Prompt
Each line of the data is to be output verbatim, with the images removed.

Saved data entries

********************

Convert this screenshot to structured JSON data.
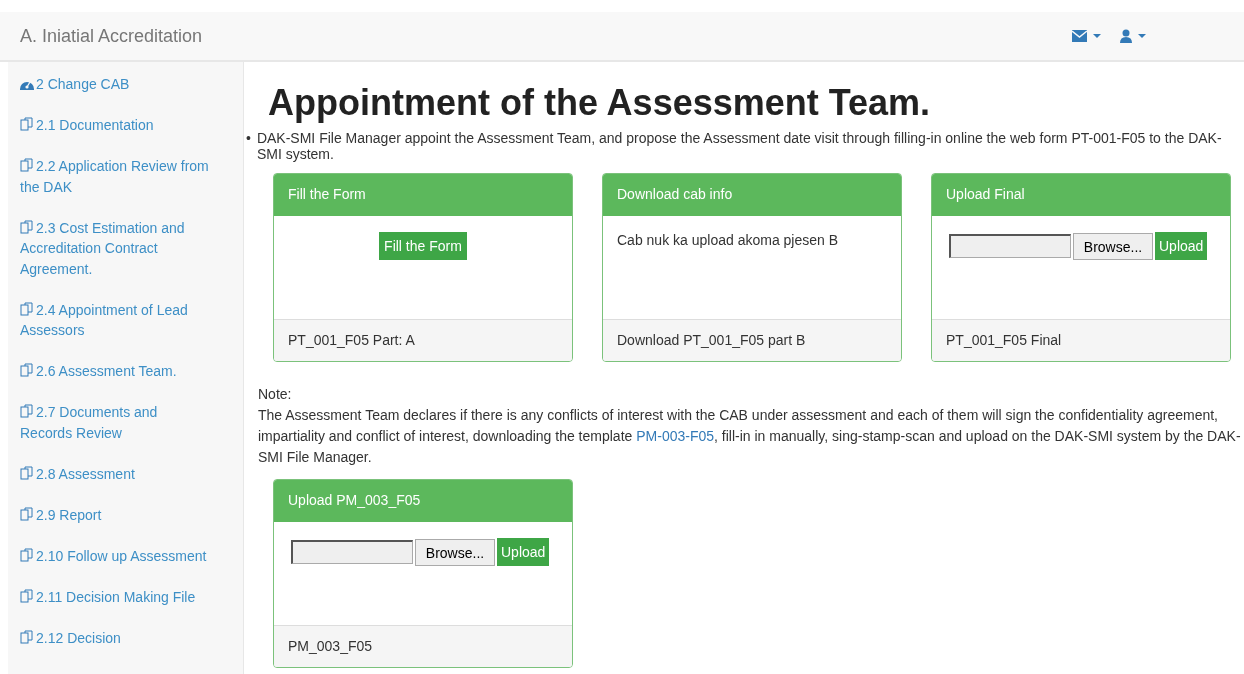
{
  "navbar": {
    "title": "A. Iniatial Accreditation"
  },
  "sidebar": {
    "items": [
      {
        "kind": "dashboard",
        "label": "2 Change CAB"
      },
      {
        "kind": "copy",
        "label": "2.1 Documentation"
      },
      {
        "kind": "copy",
        "label": "2.2 Application Review from the DAK"
      },
      {
        "kind": "copy",
        "label": "2.3 Cost Estimation and Accreditation Contract Agreement."
      },
      {
        "kind": "copy",
        "label": "2.4 Appointment of Lead Assessors"
      },
      {
        "kind": "copy",
        "label": "2.6 Assessment Team."
      },
      {
        "kind": "copy",
        "label": "2.7 Documents and Records Review"
      },
      {
        "kind": "copy",
        "label": "2.8 Assessment"
      },
      {
        "kind": "copy",
        "label": "2.9 Report"
      },
      {
        "kind": "copy",
        "label": "2.10 Follow up Assessment"
      },
      {
        "kind": "copy",
        "label": "2.11 Decision Making File"
      },
      {
        "kind": "copy",
        "label": "2.12 Decision"
      }
    ]
  },
  "main": {
    "heading": "Appointment of the Assessment Team.",
    "bullet": "•",
    "intro": "DAK-SMI File Manager appoint the Assessment Team, and propose the Assessment date visit through filling-in online the web form PT-001-F05 to the DAK-SMI system.",
    "cards": [
      {
        "kind": "button",
        "title": "Fill the Form",
        "button": "Fill the Form",
        "footer": "PT_001_F05 Part: A"
      },
      {
        "kind": "text",
        "title": "Download cab info",
        "text": "Cab nuk ka upload akoma pjesen B",
        "footer": "Download PT_001_F05 part B"
      },
      {
        "kind": "upload",
        "title": "Upload Final",
        "browse": "Browse...",
        "button": "Upload",
        "footer": "PT_001_F05 Final"
      }
    ],
    "note": {
      "label": "Note:",
      "text_before": "The Assessment Team declares if there is any conflicts of interest with the CAB under assessment and each of them will sign the confidentiality agreement, impartiality and conflict of interest, downloading the template ",
      "link": "PM-003-F05",
      "text_after": ", fill-in in manually, sing-stamp-scan and upload on the DAK-SMI system by the DAK-SMI File Manager."
    },
    "cards2": [
      {
        "kind": "upload",
        "title": "Upload PM_003_F05",
        "browse": "Browse...",
        "button": "Upload",
        "footer": "PM_003_F05"
      }
    ]
  }
}
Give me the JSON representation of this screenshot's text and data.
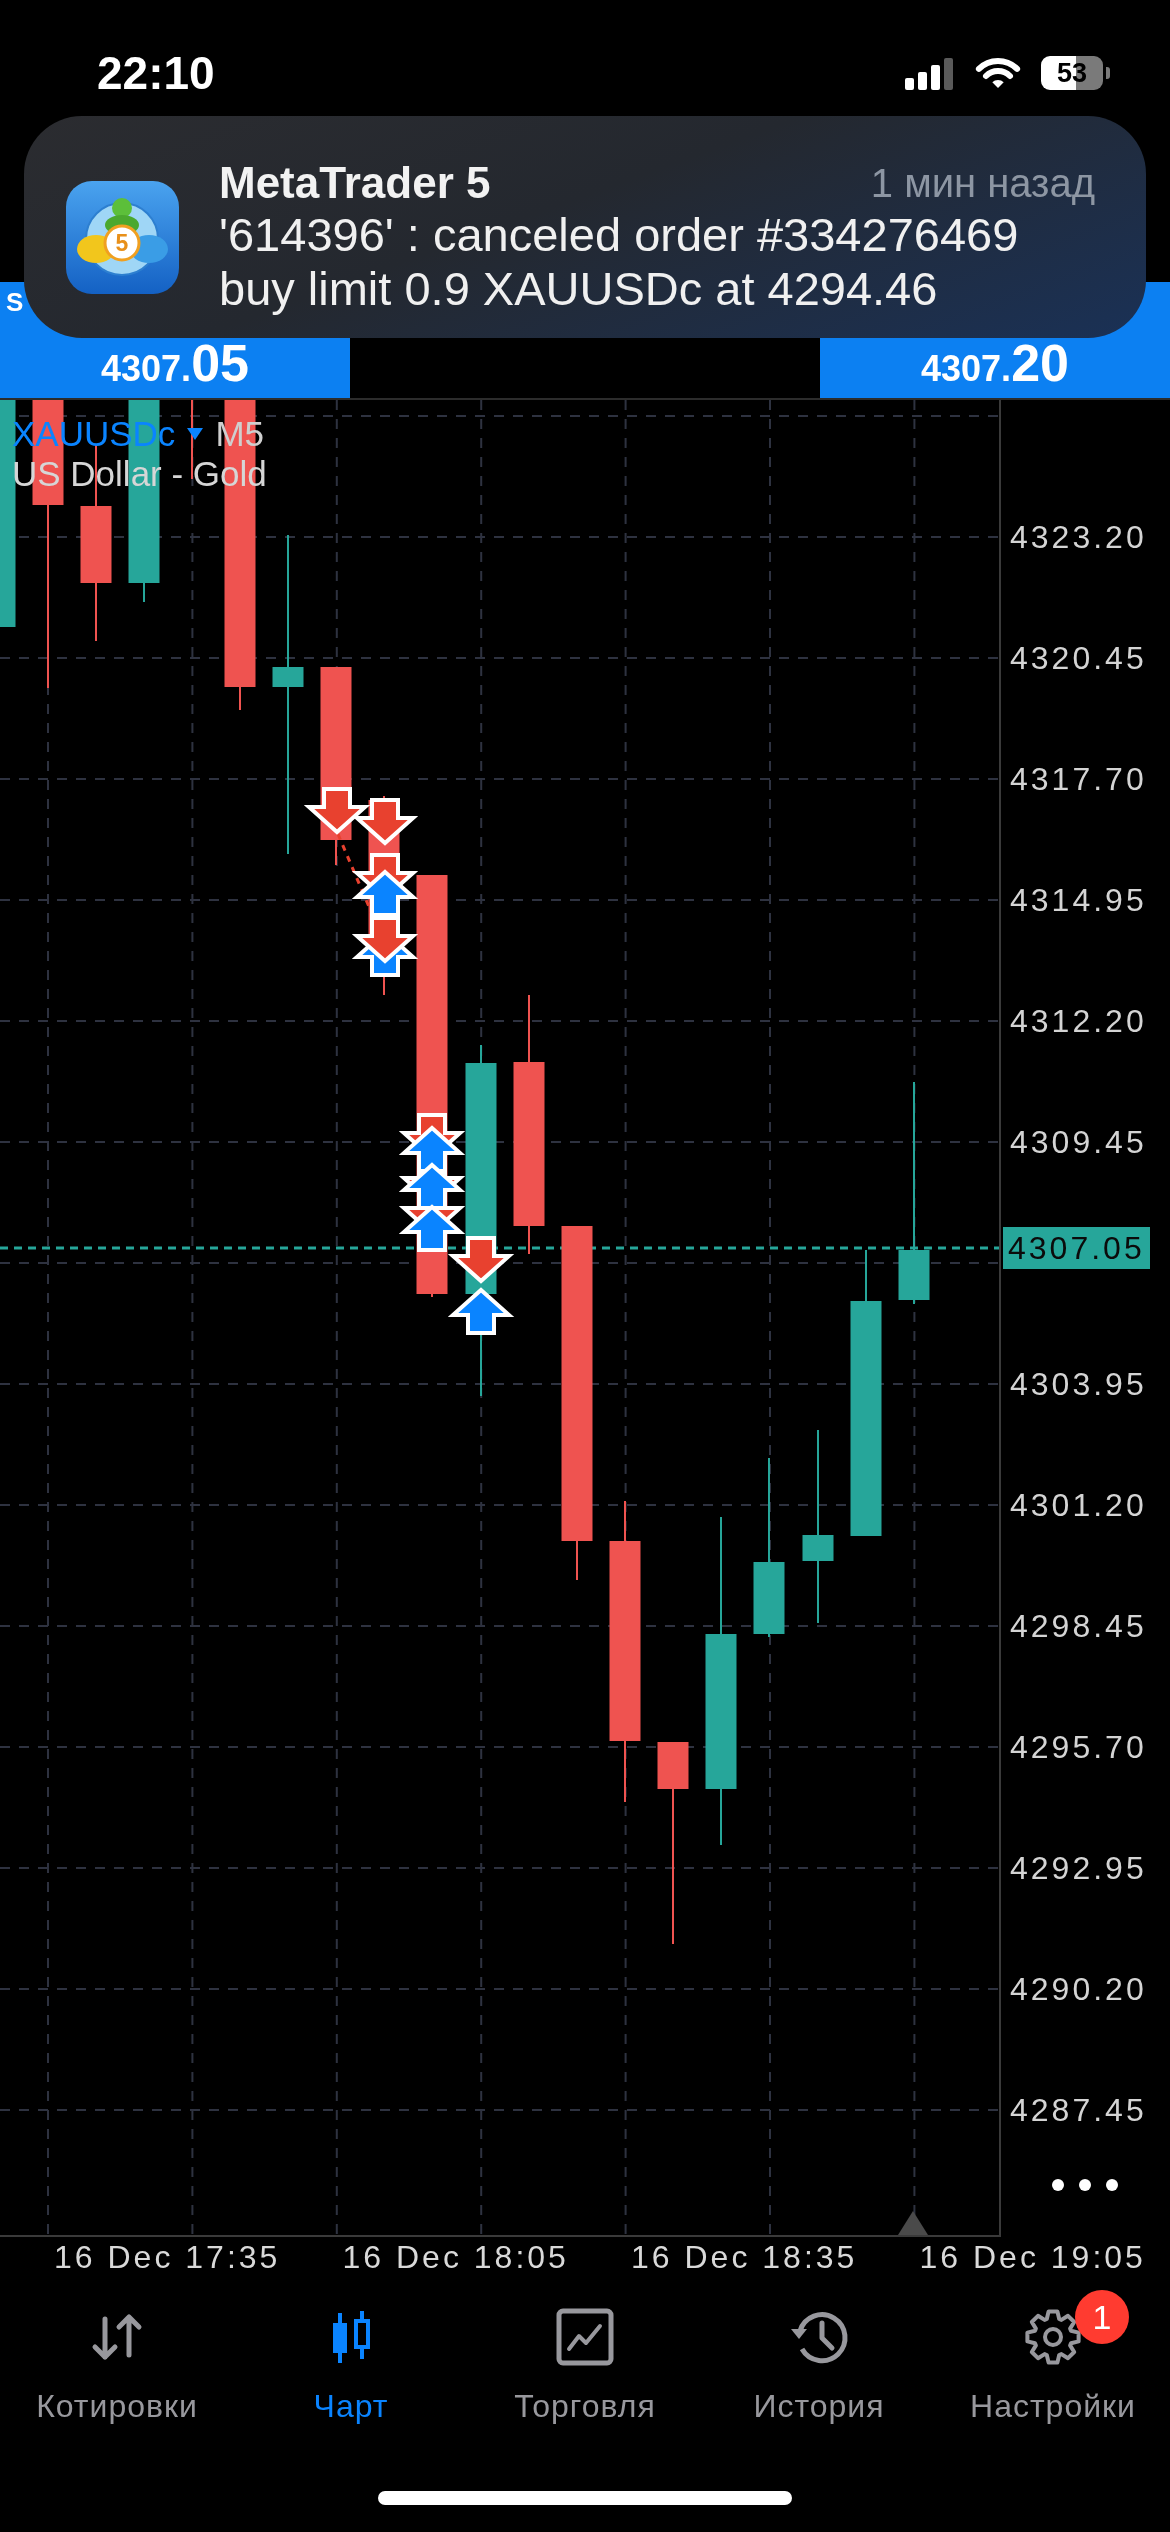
{
  "status_bar": {
    "time": "22:10",
    "battery": "53"
  },
  "notification": {
    "app": "MetaTrader 5",
    "time": "1 мин назад",
    "icon_label": "5",
    "message": "'614396' : canceled order #334276469 buy limit 0.9 XAUUSDc at 4294.46"
  },
  "price_panel": {
    "sell": {
      "label": "S",
      "price": "4307.05"
    },
    "buy": {
      "price": "4307.20"
    }
  },
  "chart": {
    "symbol": "XAUUSDc",
    "timeframe": "M5",
    "description": "US Dollar - Gold",
    "price_axis_above": [
      "4323.20",
      "4320.45",
      "4317.70",
      "4314.95",
      "4312.20",
      "4309.45"
    ],
    "current_price": "4307.05",
    "price_axis_below": [
      "4303.95",
      "4301.20",
      "4298.45",
      "4295.70",
      "4292.95",
      "4290.20",
      "4287.45"
    ],
    "time_axis": [
      "16 Dec 17:35",
      "16 Dec 18:05",
      "16 Dec 18:35",
      "16 Dec 19:05"
    ]
  },
  "tabs": [
    {
      "label": "Котировки",
      "selected": false
    },
    {
      "label": "Чарт",
      "selected": true
    },
    {
      "label": "Торговля",
      "selected": false
    },
    {
      "label": "История",
      "selected": false
    },
    {
      "label": "Настройки",
      "selected": false,
      "badge": "1"
    }
  ]
}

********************

Response area
Convert this screenshot to structured JSON data.
{
  "navbar": {
    "title": "A. Iniatial Accreditation"
  },
  "sidebar": {
    "items": [
      {
        "kind": "dashboard",
        "label": "2 Change CAB"
      },
      {
        "kind": "copy",
        "label": "2.1 Documentation"
      },
      {
        "kind": "copy",
        "label": "2.2 Application Review from the DAK"
      },
      {
        "kind": "copy",
        "label": "2.3 Cost Estimation and Accreditation Contract Agreement."
      },
      {
        "kind": "copy",
        "label": "2.4 Appointment of Lead Assessors"
      },
      {
        "kind": "copy",
        "label": "2.6 Assessment Team."
      },
      {
        "kind": "copy",
        "label": "2.7 Documents and Records Review"
      },
      {
        "kind": "copy",
        "label": "2.8 Assessment"
      },
      {
        "kind": "copy",
        "label": "2.9 Report"
      },
      {
        "kind": "copy",
        "label": "2.10 Follow up Assessment"
      },
      {
        "kind": "copy",
        "label": "2.11 Decision Making File"
      },
      {
        "kind": "copy",
        "label": "2.12 Decision"
      }
    ]
  },
  "main": {
    "heading": "Appointment of the Assessment Team.",
    "bullet": "•",
    "intro": "DAK-SMI File Manager appoint the Assessment Team, and propose the Assessment date visit through filling-in online the web form PT-001-F05 to the DAK-SMI system.",
    "cards": [
      {
        "kind": "button",
        "title": "Fill the Form",
        "button": "Fill the Form",
        "footer": "PT_001_F05 Part: A"
      },
      {
        "kind": "text",
        "title": "Download cab info",
        "text": "Cab nuk ka upload akoma pjesen B",
        "footer": "Download PT_001_F05 part B"
      },
      {
        "kind": "upload",
        "title": "Upload Final",
        "browse": "Browse...",
        "button": "Upload",
        "footer": "PT_001_F05 Final"
      }
    ],
    "note": {
      "label": "Note:",
      "text_before": "The Assessment Team declares if there is any conflicts of interest with the CAB under assessment and each of them will sign the confidentiality agreement, impartiality and conflict of interest, downloading the template ",
      "link": "PM-003-F05",
      "text_after": ", fill-in in manually, sing-stamp-scan and upload on the DAK-SMI system by the DAK-SMI File Manager."
    },
    "cards2": [
      {
        "kind": "upload",
        "title": "Upload PM_003_F05",
        "browse": "Browse...",
        "button": "Upload",
        "footer": "PM_003_F05"
      }
    ]
  }
}
Give me the JSON representation of this screenshot's text and data.
{
  "status_bar": {
    "time": "22:10",
    "battery": "53"
  },
  "notification": {
    "app": "MetaTrader 5",
    "time": "1 мин назад",
    "icon_label": "5",
    "message": "'614396' : canceled order #334276469 buy limit 0.9 XAUUSDc at 4294.46"
  },
  "price_panel": {
    "sell": {
      "label": "S",
      "price": "4307.05"
    },
    "buy": {
      "price": "4307.20"
    }
  },
  "chart": {
    "symbol": "XAUUSDc",
    "timeframe": "M5",
    "description": "US Dollar - Gold",
    "price_axis_above": [
      "4323.20",
      "4320.45",
      "4317.70",
      "4314.95",
      "4312.20",
      "4309.45"
    ],
    "current_price": "4307.05",
    "price_axis_below": [
      "4303.95",
      "4301.20",
      "4298.45",
      "4295.70",
      "4292.95",
      "4290.20",
      "4287.45"
    ],
    "time_axis": [
      "16 Dec 17:35",
      "16 Dec 18:05",
      "16 Dec 18:35",
      "16 Dec 19:05"
    ]
  },
  "tabs": [
    {
      "label": "Котировки",
      "selected": false
    },
    {
      "label": "Чарт",
      "selected": true
    },
    {
      "label": "Торговля",
      "selected": false
    },
    {
      "label": "История",
      "selected": false
    },
    {
      "label": "Настройки",
      "selected": false,
      "badge": "1"
    }
  ]
}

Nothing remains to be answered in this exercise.